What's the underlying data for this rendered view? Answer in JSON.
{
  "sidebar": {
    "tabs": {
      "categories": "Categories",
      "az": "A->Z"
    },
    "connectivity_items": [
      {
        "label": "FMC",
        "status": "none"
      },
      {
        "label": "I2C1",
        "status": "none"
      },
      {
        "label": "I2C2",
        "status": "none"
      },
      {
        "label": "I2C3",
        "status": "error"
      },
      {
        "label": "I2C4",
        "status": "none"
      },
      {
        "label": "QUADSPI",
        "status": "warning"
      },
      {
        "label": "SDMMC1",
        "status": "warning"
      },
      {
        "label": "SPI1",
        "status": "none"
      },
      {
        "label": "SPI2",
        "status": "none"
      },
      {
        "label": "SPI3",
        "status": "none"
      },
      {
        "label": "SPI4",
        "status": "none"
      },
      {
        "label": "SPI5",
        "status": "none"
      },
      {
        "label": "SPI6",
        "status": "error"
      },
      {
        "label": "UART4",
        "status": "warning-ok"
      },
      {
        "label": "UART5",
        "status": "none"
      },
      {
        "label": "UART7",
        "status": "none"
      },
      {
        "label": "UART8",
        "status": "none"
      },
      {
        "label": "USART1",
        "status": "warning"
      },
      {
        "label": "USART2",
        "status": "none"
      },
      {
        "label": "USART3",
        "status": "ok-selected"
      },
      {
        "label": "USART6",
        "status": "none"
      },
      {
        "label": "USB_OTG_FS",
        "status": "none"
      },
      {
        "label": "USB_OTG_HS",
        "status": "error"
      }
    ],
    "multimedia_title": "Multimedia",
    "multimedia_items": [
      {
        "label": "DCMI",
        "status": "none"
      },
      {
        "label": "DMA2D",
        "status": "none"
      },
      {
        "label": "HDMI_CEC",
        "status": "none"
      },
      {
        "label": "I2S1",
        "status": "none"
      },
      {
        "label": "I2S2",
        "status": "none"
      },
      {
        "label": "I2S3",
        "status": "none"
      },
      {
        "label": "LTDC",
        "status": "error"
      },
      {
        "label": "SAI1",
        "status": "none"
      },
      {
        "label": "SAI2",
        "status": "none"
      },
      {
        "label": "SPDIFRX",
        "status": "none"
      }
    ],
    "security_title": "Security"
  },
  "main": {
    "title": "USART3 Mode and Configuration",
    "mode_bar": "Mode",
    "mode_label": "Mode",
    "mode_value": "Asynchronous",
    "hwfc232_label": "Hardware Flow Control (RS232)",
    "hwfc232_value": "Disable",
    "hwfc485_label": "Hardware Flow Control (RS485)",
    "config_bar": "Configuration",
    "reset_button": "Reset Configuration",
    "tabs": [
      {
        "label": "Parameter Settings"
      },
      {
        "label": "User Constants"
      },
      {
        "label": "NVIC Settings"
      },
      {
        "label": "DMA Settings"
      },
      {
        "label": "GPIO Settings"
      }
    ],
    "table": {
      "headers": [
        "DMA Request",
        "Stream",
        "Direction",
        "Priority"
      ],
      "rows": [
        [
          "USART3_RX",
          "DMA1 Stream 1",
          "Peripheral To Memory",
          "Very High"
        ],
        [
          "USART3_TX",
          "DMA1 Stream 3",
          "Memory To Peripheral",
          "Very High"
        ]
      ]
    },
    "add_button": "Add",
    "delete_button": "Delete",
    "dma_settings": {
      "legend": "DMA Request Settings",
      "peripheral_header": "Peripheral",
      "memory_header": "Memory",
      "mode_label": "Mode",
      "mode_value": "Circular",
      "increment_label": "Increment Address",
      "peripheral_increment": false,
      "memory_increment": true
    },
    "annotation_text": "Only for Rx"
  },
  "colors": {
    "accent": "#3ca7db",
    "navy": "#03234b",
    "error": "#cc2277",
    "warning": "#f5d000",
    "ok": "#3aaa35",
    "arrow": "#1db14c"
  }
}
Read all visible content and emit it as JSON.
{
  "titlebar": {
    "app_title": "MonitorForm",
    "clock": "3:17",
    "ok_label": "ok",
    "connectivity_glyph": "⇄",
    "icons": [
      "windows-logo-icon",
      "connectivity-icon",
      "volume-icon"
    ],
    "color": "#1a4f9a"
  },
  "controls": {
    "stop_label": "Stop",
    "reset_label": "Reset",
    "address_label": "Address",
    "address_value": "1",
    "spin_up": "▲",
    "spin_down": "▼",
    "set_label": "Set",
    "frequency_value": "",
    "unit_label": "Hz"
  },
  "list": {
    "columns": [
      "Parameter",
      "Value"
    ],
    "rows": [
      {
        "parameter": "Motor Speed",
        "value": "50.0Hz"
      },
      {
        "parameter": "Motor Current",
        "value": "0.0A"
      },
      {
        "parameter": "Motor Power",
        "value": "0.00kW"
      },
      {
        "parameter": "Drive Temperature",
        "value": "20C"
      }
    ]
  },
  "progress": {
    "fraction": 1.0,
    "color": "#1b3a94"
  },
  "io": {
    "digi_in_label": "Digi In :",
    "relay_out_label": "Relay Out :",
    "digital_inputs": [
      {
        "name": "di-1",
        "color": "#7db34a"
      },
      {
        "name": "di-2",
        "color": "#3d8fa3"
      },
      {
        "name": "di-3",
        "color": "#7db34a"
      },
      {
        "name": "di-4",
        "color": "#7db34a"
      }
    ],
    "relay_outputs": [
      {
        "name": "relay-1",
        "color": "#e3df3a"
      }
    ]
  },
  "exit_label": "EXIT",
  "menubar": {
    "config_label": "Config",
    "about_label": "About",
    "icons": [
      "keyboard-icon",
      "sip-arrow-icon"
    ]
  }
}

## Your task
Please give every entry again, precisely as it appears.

## Task answer
What's the underlying data for this rendered view? Answer in JSON.
{
  "sidebar": {
    "tabs": {
      "categories": "Categories",
      "az": "A->Z"
    },
    "connectivity_items": [
      {
        "label": "FMC",
        "status": "none"
      },
      {
        "label": "I2C1",
        "status": "none"
      },
      {
        "label": "I2C2",
        "status": "none"
      },
      {
        "label": "I2C3",
        "status": "error"
      },
      {
        "label": "I2C4",
        "status": "none"
      },
      {
        "label": "QUADSPI",
        "status": "warning"
      },
      {
        "label": "SDMMC1",
        "status": "warning"
      },
      {
        "label": "SPI1",
        "status": "none"
      },
      {
        "label": "SPI2",
        "status": "none"
      },
      {
        "label": "SPI3",
        "status": "none"
      },
      {
        "label": "SPI4",
        "status": "none"
      },
      {
        "label": "SPI5",
        "status": "none"
      },
      {
        "label": "SPI6",
        "status": "error"
      },
      {
        "label": "UART4",
        "status": "warning-ok"
      },
      {
        "label": "UART5",
        "status": "none"
      },
      {
        "label": "UART7",
        "status": "none"
      },
      {
        "label": "UART8",
        "status": "none"
      },
      {
        "label": "USART1",
        "status": "warning"
      },
      {
        "label": "USART2",
        "status": "none"
      },
      {
        "label": "USART3",
        "status": "ok-selected"
      },
      {
        "label": "USART6",
        "status": "none"
      },
      {
        "label": "USB_OTG_FS",
        "status": "none"
      },
      {
        "label": "USB_OTG_HS",
        "status": "error"
      }
    ],
    "multimedia_title": "Multimedia",
    "multimedia_items": [
      {
        "label": "DCMI",
        "status": "none"
      },
      {
        "label": "DMA2D",
        "status": "none"
      },
      {
        "label": "HDMI_CEC",
        "status": "none"
      },
      {
        "label": "I2S1",
        "status": "none"
      },
      {
        "label": "I2S2",
        "status": "none"
      },
      {
        "label": "I2S3",
        "status": "none"
      },
      {
        "label": "LTDC",
        "status": "error"
      },
      {
        "label": "SAI1",
        "status": "none"
      },
      {
        "label": "SAI2",
        "status": "none"
      },
      {
        "label": "SPDIFRX",
        "status": "none"
      }
    ],
    "security_title": "Security"
  },
  "main": {
    "title": "USART3 Mode and Configuration",
    "mode_bar": "Mode",
    "mode_label": "Mode",
    "mode_value": "Asynchronous",
    "hwfc232_label": "Hardware Flow Control (RS232)",
    "hwfc232_value": "Disable",
    "hwfc485_label": "Hardware Flow Control (RS485)",
    "config_bar": "Configuration",
    "reset_button": "Reset Configuration",
    "tabs": [
      {
        "label": "Parameter Settings"
      },
      {
        "label": "User Constants"
      },
      {
        "label": "NVIC Settings"
      },
      {
        "label": "DMA Settings"
      },
      {
        "label": "GPIO Settings"
      }
    ],
    "table": {
      "headers": [
        "DMA Request",
        "Stream",
        "Direction",
        "Priority"
      ],
      "rows": [
        [
          "USART3_RX",
          "DMA1 Stream 1",
          "Peripheral To Memory",
          "Very High"
        ],
        [
          "USART3_TX",
          "DMA1 Stream 3",
          "Memory To Peripheral",
          "Very High"
        ]
      ]
    },
    "add_button": "Add",
    "delete_button": "Delete",
    "dma_settings": {
      "legend": "DMA Request Settings",
      "peripheral_header": "Peripheral",
      "memory_header": "Memory",
      "mode_label": "Mode",
      "mode_value": "Circular",
      "increment_label": "Increment Address",
      "peripheral_increment": false,
      "memory_increment": true
    },
    "annotation_text": "Only for Rx"
  },
  "colors": {
    "accent": "#3ca7db",
    "navy": "#03234b",
    "error": "#cc2277",
    "warning": "#f5d000",
    "ok": "#3aaa35",
    "arrow": "#1db14c"
  }
}
Read all visible content and emit it as JSON.
{
  "titlebar": {
    "app_title": "MonitorForm",
    "clock": "3:17",
    "ok_label": "ok",
    "connectivity_glyph": "⇄",
    "icons": [
      "windows-logo-icon",
      "connectivity-icon",
      "volume-icon"
    ],
    "color": "#1a4f9a"
  },
  "controls": {
    "stop_label": "Stop",
    "reset_label": "Reset",
    "address_label": "Address",
    "address_value": "1",
    "spin_up": "▲",
    "spin_down": "▼",
    "set_label": "Set",
    "frequency_value": "",
    "unit_label": "Hz"
  },
  "list": {
    "columns": [
      "Parameter",
      "Value"
    ],
    "rows": [
      {
        "parameter": "Motor Speed",
        "value": "50.0Hz"
      },
      {
        "parameter": "Motor Current",
        "value": "0.0A"
      },
      {
        "parameter": "Motor Power",
        "value": "0.00kW"
      },
      {
        "parameter": "Drive Temperature",
        "value": "20C"
      }
    ]
  },
  "progress": {
    "fraction": 1.0,
    "color": "#1b3a94"
  },
  "io": {
    "digi_in_label": "Digi In :",
    "relay_out_label": "Relay Out :",
    "digital_inputs": [
      {
        "name": "di-1",
        "color": "#7db34a"
      },
      {
        "name": "di-2",
        "color": "#3d8fa3"
      },
      {
        "name": "di-3",
        "color": "#7db34a"
      },
      {
        "name": "di-4",
        "color": "#7db34a"
      }
    ],
    "relay_outputs": [
      {
        "name": "relay-1",
        "color": "#e3df3a"
      }
    ]
  },
  "exit_label": "EXIT",
  "menubar": {
    "config_label": "Config",
    "about_label": "About",
    "icons": [
      "keyboard-icon",
      "sip-arrow-icon"
    ]
  }
}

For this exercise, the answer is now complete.